The image created by Watts appeared on NUWSS posters and pamphlets. It was also used on a badge given to NUWSS's paid organisers. However, by 1913, with Women's Social and Political Union (WSPU), militancy intensified, the NUWSS pointed out that it did not mean that it was a violent organisation. A member of the NUWSS governing-council argued in The Common Cause: "Our Bugler Girl carries her bugle and her banner; her sword is sheathed by her side; it is there, but not drawn, and if it were drawn, it would not be the sword of the flesh, but of the spirit. For ours is not a warfare against men, but against evil." (5)

Dora Meeson Coates, Greedy Boys (1908)
Caroline Watts, The Bugler Girl (1908)
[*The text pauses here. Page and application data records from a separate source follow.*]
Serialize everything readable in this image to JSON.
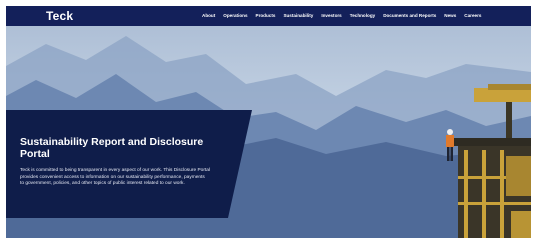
{
  "header": {
    "logo": "Teck",
    "nav": [
      "About",
      "Operations",
      "Products",
      "Sustainability",
      "Investors",
      "Technology",
      "Documents and Reports",
      "News",
      "Careers"
    ]
  },
  "hero": {
    "title": "Sustainability Report and Disclosure Portal",
    "description": "Teck is committed to being transparent in every aspect of our work. This Disclosure Portal provides convenient access to information on our sustainability performance, payments to government, policies, and other topics of public interest related to our work."
  },
  "colors": {
    "navbar": "#13205a",
    "panel": "#0f1d4a",
    "sky": "#c3d3e4",
    "mountain": "#5c7aa6",
    "accent_orange": "#e07a2c",
    "machine_yellow": "#c9a23a"
  }
}
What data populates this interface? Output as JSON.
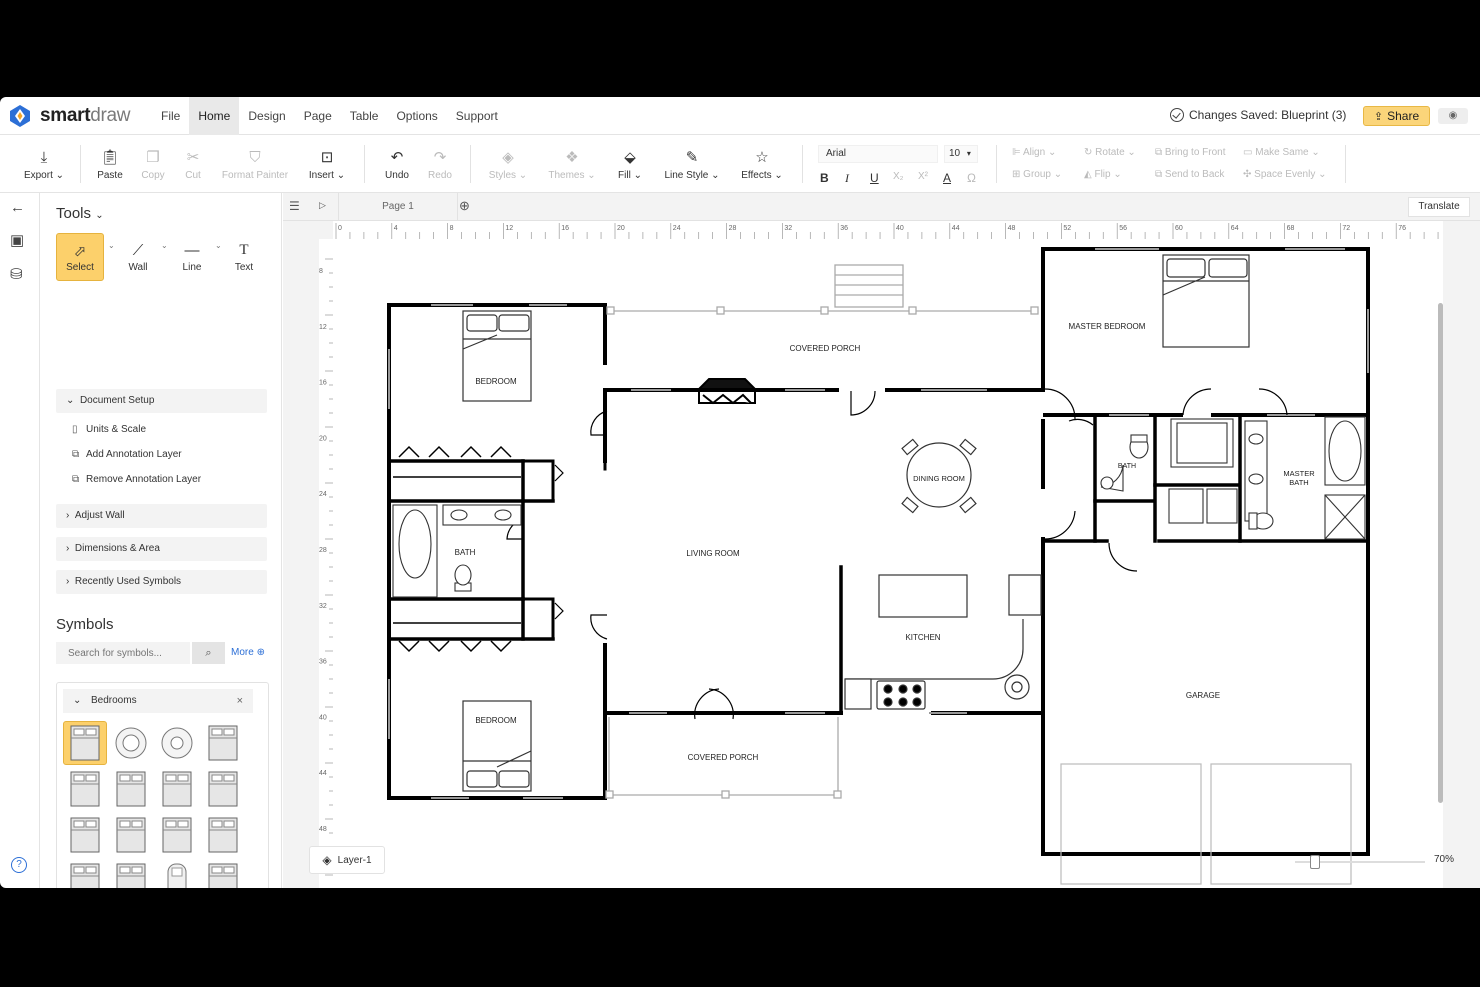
{
  "app": {
    "logo_bold": "smart",
    "logo_light": "draw"
  },
  "menu": [
    "File",
    "Home",
    "Design",
    "Page",
    "Table",
    "Options",
    "Support"
  ],
  "status": {
    "saved": "Changes Saved: Blueprint (3)"
  },
  "share_label": "Share",
  "ribbon": {
    "export": "Export",
    "paste": "Paste",
    "copy": "Copy",
    "cut": "Cut",
    "format_painter": "Format Painter",
    "insert": "Insert",
    "undo": "Undo",
    "redo": "Redo",
    "styles": "Styles",
    "themes": "Themes",
    "fill": "Fill",
    "line_style": "Line Style",
    "effects": "Effects",
    "font": "Arial",
    "font_size": "10",
    "align": "Align",
    "rotate": "Rotate",
    "bring_front": "Bring to Front",
    "make_same": "Make Same",
    "group": "Group",
    "flip": "Flip",
    "send_back": "Send to Back",
    "space_evenly": "Space Evenly",
    "bold": "B",
    "italic": "I",
    "underline": "U",
    "sub": "X₂",
    "sup": "X²",
    "text_color": "A",
    "omega": "Ω"
  },
  "tools": {
    "title": "Tools",
    "items": [
      "Select",
      "Wall",
      "Line",
      "Text"
    ],
    "document_setup": "Document Setup",
    "setup_items": [
      "Units & Scale",
      "Add Annotation Layer",
      "Remove Annotation Layer"
    ],
    "sections": [
      "Adjust Wall",
      "Dimensions & Area",
      "Recently Used Symbols"
    ]
  },
  "symbols": {
    "title": "Symbols",
    "search_placeholder": "Search for symbols...",
    "more": "More",
    "library": "Bedrooms",
    "close": "×"
  },
  "canvas": {
    "page_tab": "Page 1",
    "translate": "Translate",
    "layer": "Layer-1",
    "zoom": "70%",
    "ruler_top": [
      "0",
      "4",
      "8",
      "12",
      "16",
      "20",
      "24",
      "28",
      "32",
      "36",
      "40",
      "44",
      "48",
      "52",
      "56",
      "60",
      "64",
      "68",
      "72",
      "76"
    ],
    "ruler_left": [
      "8",
      "12",
      "16",
      "20",
      "24",
      "28",
      "32",
      "36",
      "40",
      "44",
      "48"
    ],
    "rooms": {
      "bedroom1": "BEDROOM",
      "bedroom2": "BEDROOM",
      "bath": "BATH",
      "living": "LIVING ROOM",
      "dining": "DINING ROOM",
      "kitchen": "KITCHEN",
      "porch_top": "COVERED PORCH",
      "porch_bottom": "COVERED PORCH",
      "master_bedroom": "MASTER BEDROOM",
      "bath2": "BATH",
      "master_bath_1": "MASTER",
      "master_bath_2": "BATH",
      "garage": "GARAGE"
    }
  }
}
Harriet Stanton Blatch the daughter of Elizabeth Cady Stanton was a member of Congressional Union for Women Suffrage (CUWS) that had been formed by Alice Paul and Lucy Burns. The organisation attempted to introduce the militant methods used by the WSPU in Britain. This included organizing huge demonstrations and the daily picketing of the White House. Ken Florey has argued that the CUWS made use of Watts's image: "It employs the purple, green, and white colors of Emmeline Pankhurst's English organization, the Women's Social and Political Union, and adapts the "Bugler Girl" design created by Caroline Watts for the National Union of Women Suffrage Societies. The button's colorful nature and its militant figure reflect the more activist approach to suffrage on the part of the WPU as opposed to that of its more conservative counterpart, the National American Woman Suffrage Association." (6)

Caroline Watts died in Dorset in 1919.

Primary Sources

(1) Elizabeth Crawford, Art and Suffrage: A Biographical Dictionary of Suffrage Artists (2018)

It is not known when exactly Caroline Watts became involved with the Artists Suffrage League but she was the designer, on behalf of the ASL, of the image used to advertise the important June 1908 NUWSS procession. The central figure in this, the 'Bugler Girl', is closely associated with the heroic images Caroline was creating for the books commissioned by David Nutt and in 1908 struck a suitably chivalric note. By 1913v, however, as WSPU militancy intensified, the NUWSS was at pains to make clear that the militaristic imagery of the 'Bugler Girl' did not mean that it was a violent organisation.

(2) The Common Cause (14th November, 1913)

Our Bugler Girl carries her bugle and her banner; her sword is sheathed by her side; it is there, but not drawn, and if it were drawn, it would not be the sword of the flesh, but of the spirit. For ours is not a warfare against men, but against evil.

(3) Elizabeth Crawford, Caroline Watts and the Bugler Girl (3rd December, 2014)

In his most useful and interesting book – Women's Suffrage Memorabilia  – Ken Florey reveals that Harriot Stanton Blatch, daughter of Elizabeth Stanton and a long-time resident in England, poached Caroline Watts' ‘Bugler Girl' design for use by the Women's Political Union, the WSPU-inspired society she had founded on her return to the USA. Significantly the design was recoloured in purple, white and green (colours of course, borrowed from the WSPU) and became a well-known icon of the US women's suffrage movement.

(4) Ken Florey, Suffrage Buttons (5th October, 2012)

The Clarion button pictured here was the product of the Women's Political Union, formed by Harriot Stanton Blatch, daughter of Elizabeth Cady Stanton.  It employs the purple, green, and white colors of Emmeline Pankhurst's English organization, the Women's Social and Political Union, and adapts the "Bugler Girl" design created by Caroline Watts for the National Union of Women Suffrage Societies. The button's colorful nature and its militant figure reflect the more activist approach to suffrage on the part of the WPU as opposed to that of its more conservative counterpart, the National American Woman Suffrage Association.

References

(1) Elizabeth Crawford, Art and Suffrage: A Biographical Dictionary of Suffrage Artists (2018)

(2) Elizabeth Crawford, Caroline Watts and the Bugler Girl (3rd December, 2014)

(3) Elizabeth Crawford, Art and Suffrage: A Biographical Dictionary of Suffrage Artists (2018)

(4) Elizabeth Crawford, Caroline Watts and the Bugler Girl (3rd December, 2014)

(5) The Common Cause (14th November, 1913)

(6) Ken Florey, Suffrage Buttons (5th October, 2012)